Music on Television: I Got Two Tympanies and a Microphone

Week after dreadful week of bands on late night made me stop and reconsider the point of writing all those TubaTV “Music on Television” posts. But sure enough, as soon as I stopped, I missed not one but two brilliant performances by this year’s comeback kid – the (occasionally) Mighty Mos Def – who dropped his latest, The Ecstatic, earlier this week. On Fallon, Mos teamed up with The Roots on his Banda Black Rio-inspired closer, “Casa Bey.”

And on Letterman, Mos lugged out his two tympanies for a tight performance of “Quiet Dog Bite Hard” (with some blessings from Fela).


Oh, and in case the links above expire, try these: “Casa Bey” (on Fallon); “Quiet Dog” (on Letterman)

— Thumbu Sammy


The Next Movement? The Roots on Jimmy Fallon

Top Right: The Return of SW1?
Top Right: The Return of SW1?
So, Jimmy Fallon is now three weeks into Late Night, and at the risk of sounding like a total NBC-shill, I’m gonna go out and say that Jimmy will land on his feet just fine. In spite of the painfully awkward monologues (can we just do away with them?), in spite of the constant sycophantry, dude will blow out the other 12:30ers. And the reason’s none other than The Legendary Roots Crew.

Look: Like everyone else, I was shocked, disheartened, gutted, etc, that ?uestlove & co., who’d put out two of their darkest, most politically melancholic albums in the last couple years, would risk all their cred to slow jam to some pasty SNL grad’s thoughts on AIG. (Remember when Winston Marsalis took the Leno job, and left, tired of being “Rochester to Jack Benny“? Remember when Kevin Eubanks was actually a guitarist? Can’t say I do). Hamilton Nolan at Gawker puts it this way: “Black Thought opening for Jimmy Fallon every night is the cultural equivalent of Miles Davis playing his horn on the subway platform to back up a semi-trained dancing spider monkey.” It hurts, man. A real bad.
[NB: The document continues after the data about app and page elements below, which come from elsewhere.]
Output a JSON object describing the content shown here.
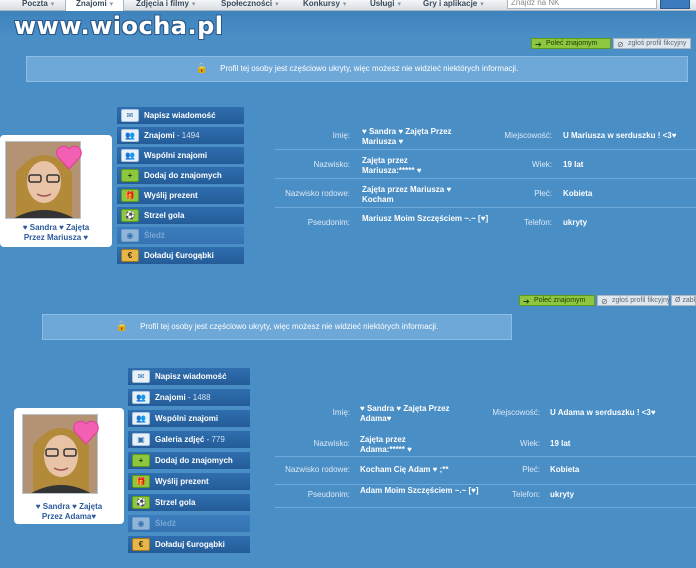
{
  "nav": {
    "tabs": [
      {
        "label": "Poczta"
      },
      {
        "label": "Znajomi"
      },
      {
        "label": "Zdjęcia i filmy"
      },
      {
        "label": "Społeczności"
      },
      {
        "label": "Konkursy"
      },
      {
        "label": "Usługi"
      },
      {
        "label": "Gry i aplikacje"
      }
    ],
    "search_placeholder": "Znajdź na NK"
  },
  "watermark": "www.wiocha.pl",
  "profiles": [
    {
      "actions": {
        "add_friend": "Poleć znajomym",
        "report": "zgłoś profil fikcyjny"
      },
      "notice": "Profil tej osoby jest częściowo ukryty, więc możesz nie widzieć niektórych informacji.",
      "caption_line1": "♥ Sandra ♥ Zajęta",
      "caption_line2": "Przez Mariusza ♥",
      "menu": [
        {
          "label": "Napisz wiadomość",
          "count": "",
          "icon": "envelope-icon"
        },
        {
          "label": "Znajomi",
          "count": " - 1494",
          "icon": "people-icon"
        },
        {
          "label": "Wspólni znajomi",
          "count": "",
          "icon": "people-icon"
        },
        {
          "label": "Dodaj do znajomych",
          "count": "",
          "icon": "add-friend-icon"
        },
        {
          "label": "Wyślij prezent",
          "count": "",
          "icon": "gift-icon"
        },
        {
          "label": "Strzel gola",
          "count": "",
          "icon": "ball-icon"
        },
        {
          "label": "Śledź",
          "count": "",
          "icon": "follow-icon"
        },
        {
          "label": "Doładuj €urogąbki",
          "count": "",
          "icon": "coin-icon"
        }
      ],
      "fields": {
        "imie_label": "Imię:",
        "imie": "♥ Sandra ♥ Zajęta Przez Mariusza ♥",
        "nazwisko_label": "Nazwisko:",
        "nazwisko": "Zajęta przez Mariusza:***** ♥",
        "rodowe_label": "Nazwisko rodowe:",
        "rodowe": "Zajęta przez Mariusza ♥ Kocham",
        "pseudonim_label": "Pseudonim:",
        "pseudonim": "Mariusz Moim Szczęściem ~.~ [♥]",
        "miejsc_label": "Miejscowość:",
        "miejsc": "U Mariusza w serduszku ! <3♥",
        "wiek_label": "Wiek:",
        "wiek": "19 lat",
        "plec_label": "Płeć:",
        "plec": "Kobieta",
        "telefon_label": "Telefon:",
        "telefon": "ukryty"
      }
    },
    {
      "actions": {
        "add_friend": "Poleć znajomym",
        "report": "zgłoś profil fikcyjny",
        "extra": "Ø zabl"
      },
      "notice": "Profil tej osoby jest częściowo ukryty, więc możesz nie widzieć niektórych informacji.",
      "caption_line1": "♥ Sandra ♥ Zajęta",
      "caption_line2": "Przez Adama♥",
      "menu": [
        {
          "label": "Napisz wiadomość",
          "count": "",
          "icon": "envelope-icon"
        },
        {
          "label": "Znajomi",
          "count": " - 1488",
          "icon": "people-icon"
        },
        {
          "label": "Wspólni znajomi",
          "count": "",
          "icon": "people-icon"
        },
        {
          "label": "Galeria zdjęć",
          "count": " - 779",
          "icon": "gallery-icon"
        },
        {
          "label": "Dodaj do znajomych",
          "count": "",
          "icon": "add-friend-icon"
        },
        {
          "label": "Wyślij prezent",
          "count": "",
          "icon": "gift-icon"
        },
        {
          "label": "Strzel gola",
          "count": "",
          "icon": "ball-icon"
        },
        {
          "label": "Śledź",
          "count": "",
          "icon": "follow-icon"
        },
        {
          "label": "Doładuj €urogąbki",
          "count": "",
          "icon": "coin-icon"
        }
      ],
      "fields": {
        "imie_label": "Imię:",
        "imie": "♥ Sandra ♥ Zajęta Przez Adama♥",
        "nazwisko_label": "Nazwisko:",
        "nazwisko": "Zajęta przez Adama:***** ♥",
        "rodowe_label": "Nazwisko rodowe:",
        "rodowe": "Kocham Cię Adam ♥ ;**",
        "pseudonim_label": "Pseudonim:",
        "pseudonim": "Adam Moim Szczęściem ~.~ [♥]",
        "miejsc_label": "Miejscowość:",
        "miejsc": "U Adama w serduszku ! <3♥",
        "wiek_label": "Wiek:",
        "wiek": "19 lat",
        "plec_label": "Płeć:",
        "plec": "Kobieta",
        "telefon_label": "Telefon:",
        "telefon": "ukryty"
      }
    }
  ]
}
But one of the benefits of The Roots on network TV is their pull in bringing Hip Hop back to late night, which aside from occasional stints on the Letterman-Leno circuit, hasn’t really been a presence since the days of the Jon Stewart Show (first place I saw Biggie perform), and In Living Color. I mean, bringing out Public Enemy to Bring the Noise? Damn.

Does that help me redeem my image of Flava Flav after VH1 did its best to minstrelize a legend? A little. Does it erase the horrible memory of seeing The Roots play back up to Deuce Bigalow? Not yet, man; not yet. They’d have to reunite Pete Rock and CL, for that.

– Thumbu Sammy